Unfortunately much of the German fossil material was destroyed during World War II bombing raids, and interest in Plateosaurus didn’t pick up again until the time of the Dinosaur Renaissance when a third major fossil site was discovered in Switzerland during the 1970s.
Plateosaurus was reinterpreted with a horizontal body posture and fully upright limbs. As an early member of the sauropodomorph lineage it was often depicted as a transitional form between bipedal ancestral dinosaurs and the later quadrupedal sauropods, thought to primarily walk on all fours but also able to run on its hind legs like a hadrosaur – although some studies instead concluded it was fully quadrupedal with a downwards-curling tail that made bipedal movement impossible.
The large numbers of skeletons found together were considered to represent evidence for herding behavior, with groups of Plateosaurus being caught in catastrophic mudflows all at once.

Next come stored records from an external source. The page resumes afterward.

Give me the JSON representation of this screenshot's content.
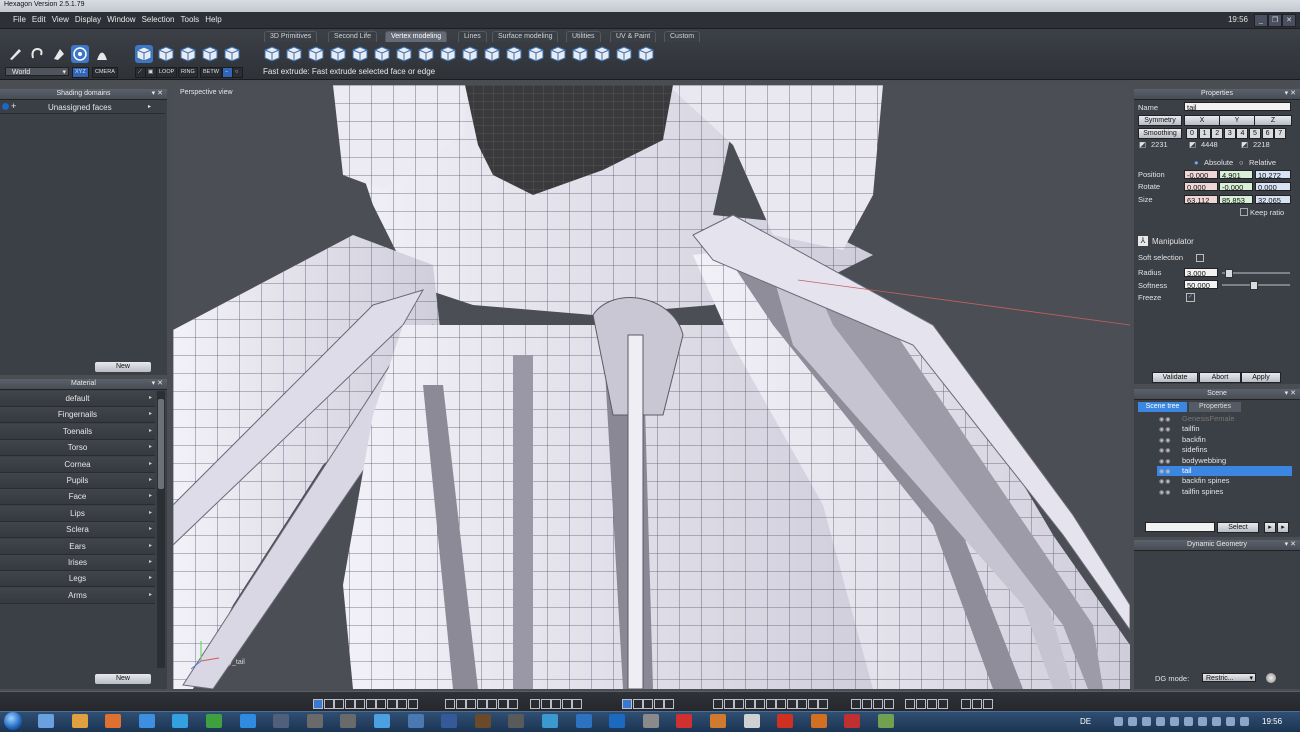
{
  "app": {
    "title": "Hexagon Version 2.5.1.79",
    "clock": "19:56"
  },
  "menu": [
    "File",
    "Edit",
    "View",
    "Display",
    "Window",
    "Selection",
    "Tools",
    "Help"
  ],
  "tabs": [
    {
      "label": "3D Primitives",
      "active": false
    },
    {
      "label": "Second Life",
      "active": false
    },
    {
      "label": "Vertex modeling",
      "active": true
    },
    {
      "label": "Lines",
      "active": false
    },
    {
      "label": "Surface modeling",
      "active": false
    },
    {
      "label": "Utilities",
      "active": false
    },
    {
      "label": "UV & Paint",
      "active": false
    },
    {
      "label": "Custom",
      "active": false
    }
  ],
  "toolbar": {
    "coord_space": "World",
    "xyz_label": "XYZ",
    "camera_label": "CMERA",
    "loop_label": "LOOP",
    "ring_label": "RING",
    "betw_label": "BETW",
    "hint": "Fast extrude: Fast extrude selected face or edge"
  },
  "shading_domains": {
    "title": "Shading domains",
    "item": "Unassigned faces",
    "new_label": "New"
  },
  "material": {
    "title": "Material",
    "items": [
      "default",
      "Fingernails",
      "Toenails",
      "Torso",
      "Cornea",
      "Pupils",
      "Face",
      "Lips",
      "Sclera",
      "Ears",
      "Irises",
      "Legs",
      "Arms"
    ],
    "new_label": "New"
  },
  "viewport": {
    "label": "Perspective view",
    "axis_label": "xy_tail"
  },
  "properties": {
    "title": "Properties",
    "name_label": "Name",
    "name_value": "tail",
    "symmetry_label": "Symmetry",
    "sym_axes": [
      "X",
      "Y",
      "Z"
    ],
    "smoothing_label": "Smoothing",
    "smoothing_levels": [
      "0",
      "1",
      "2",
      "3",
      "4",
      "5",
      "6",
      "7"
    ],
    "counts": [
      "2231",
      "4448",
      "2218"
    ],
    "absolute_label": "Absolute",
    "relative_label": "Relative",
    "position_label": "Position",
    "position": [
      "-0.000",
      "4.901",
      "10.272"
    ],
    "rotate_label": "Rotate",
    "rotate": [
      "0.000",
      "-0.000",
      "0.000"
    ],
    "size_label": "Size",
    "size": [
      "63.112",
      "85.853",
      "32.065"
    ],
    "keep_ratio_label": "Keep ratio",
    "manipulator_label": "Manipulator",
    "soft_selection_label": "Soft selection",
    "radius_label": "Radius",
    "radius_value": "3.000",
    "softness_label": "Softness",
    "softness_value": "50.000",
    "freeze_label": "Freeze",
    "validate_label": "Validate",
    "abort_label": "Abort",
    "apply_label": "Apply"
  },
  "scene": {
    "title": "Scene",
    "tab_tree": "Scene tree",
    "tab_properties": "Properties",
    "items": [
      "GenesisFemale",
      "tailfin",
      "backfin",
      "sidefins",
      "bodywebbing",
      "tail",
      "backfin spines",
      "tailfin spines"
    ],
    "selected_index": 5,
    "select_label": "Select"
  },
  "dynamic_geometry": {
    "title": "Dynamic Geometry",
    "dg_mode_label": "DG mode:",
    "dg_mode_value": "Restric..."
  },
  "taskbar": {
    "language": "DE",
    "clock": "19:56"
  },
  "colors": {
    "accent": "#3b86e0",
    "viewport_bg": "#4b4e54",
    "mesh_face": "#e7e5ef",
    "mesh_dark": "#3a3a3c"
  }
}
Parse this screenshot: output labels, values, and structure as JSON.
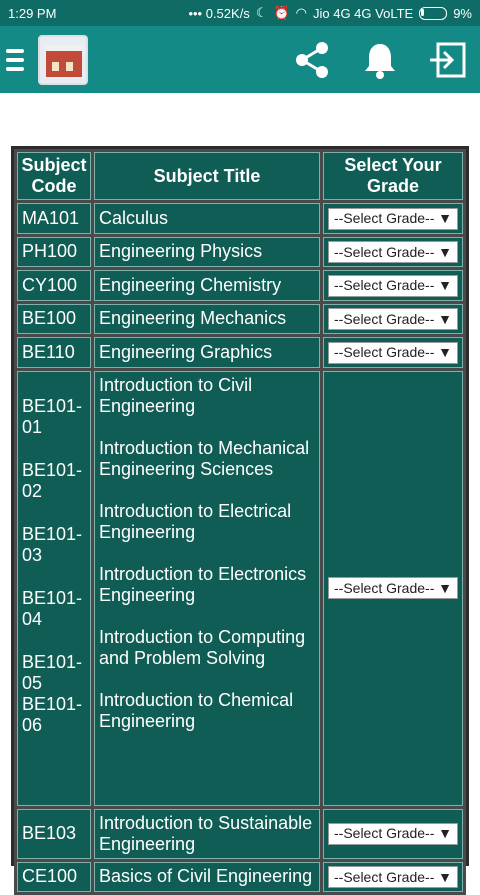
{
  "status": {
    "time": "1:29 PM",
    "speed": "••• 0.52K/s",
    "network": "Jio 4G 4G VoLTE",
    "battery": "9%"
  },
  "appbar": {
    "icons": [
      "menu-icon",
      "share-icon",
      "bell-icon",
      "logout-icon"
    ]
  },
  "table": {
    "headers": [
      "Subject Code",
      "Subject Title",
      "Select Your Grade"
    ],
    "select_label": "--Select Grade--",
    "rows": [
      {
        "code": "MA101",
        "title": "Calculus"
      },
      {
        "code": "PH100",
        "title": "Engineering Physics"
      },
      {
        "code": "CY100",
        "title": "Engineering Chemistry"
      },
      {
        "code": "BE100",
        "title": "Engineering Mechanics"
      },
      {
        "code": "BE110",
        "title": "Engineering Graphics"
      }
    ],
    "group": [
      {
        "code": "BE101-01",
        "title": "Introduction to Civil Engineering"
      },
      {
        "code": "BE101-02",
        "title": "Introduction to Mechanical Engineering Sciences"
      },
      {
        "code": "BE101-03",
        "title": "Introduction to Electrical Engineering"
      },
      {
        "code": "BE101-04",
        "title": "Introduction to Electronics Engineering"
      },
      {
        "code": "BE101-05",
        "title": "Introduction to Computing and Problem Solving"
      },
      {
        "code": "BE101-06",
        "title": "Introduction to Chemical Engineering"
      }
    ],
    "after": [
      {
        "code": "BE103",
        "title": "Introduction to Sustainable Engineering"
      },
      {
        "code": "CE100",
        "title": "Basics of Civil Engineering"
      }
    ]
  },
  "colors": {
    "status_bar": "#0f6b66",
    "app_bar": "#138a85",
    "cell_bg": "#0f5d54"
  }
}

Extensive biomechanical studies in the 2000s and early 2010s clarified what sort of posture Plateosaurus was really capable of. It was found to be completely unable to position its arms in a quadrupedal stance, and so was actually purely bipedal – and skeletons that had been mounted in the quadrupedal position had needed many of their joints to be completely dislocated to achieve the pose!
A huge number of different Plateosaurus species had been named over the genus’ nearly-200-years of history, too, creating a confusing mess of dubious and invalid names. These were all finally revised in 2019 leaving just three valid species, with Plateosaurus trossingensis as the best known and the new type species.
We now know Plateosaurus lived across central and northern Europe during the Late Triassic, around 214-204 million years ago, at a time when the region had a subtropical climate. It had a small head on a long flexible neck, with teeth convergently resembling those of modern iguanas suggesting it was probably primarily herbivorous (with possible opportunistic omnivory). Its arms were proportionally short for a prosauropod but were well-adapted for grasping, with large claws that may have been used to dig up roots and tear down branches
It had a rapid growth rate and bird-like lungs and air sacs that suggest it was warm-blooded, and different individuals showed an unusually high amount of variation in adult size and age of maturity. Some appear to have been fully grown at about 5m long (~16′) and as young as 12 years old, while others reached 10m long (~33′), and were still growing at 27 years old.
The bonebeds are no longer thought to represent mass mortalities of herds, but instead were probably a scenario more similar to the La Brea Tar Pits – mud-miring traps that smaller lighter animals could escape from but larger individuals became stuck and died.
No prosauropod skin impressions have been found yet, so it’s still unknown whether Plateosaurus was scaly like later sauropods or if it had some degree of protofeather hair-like fuzz.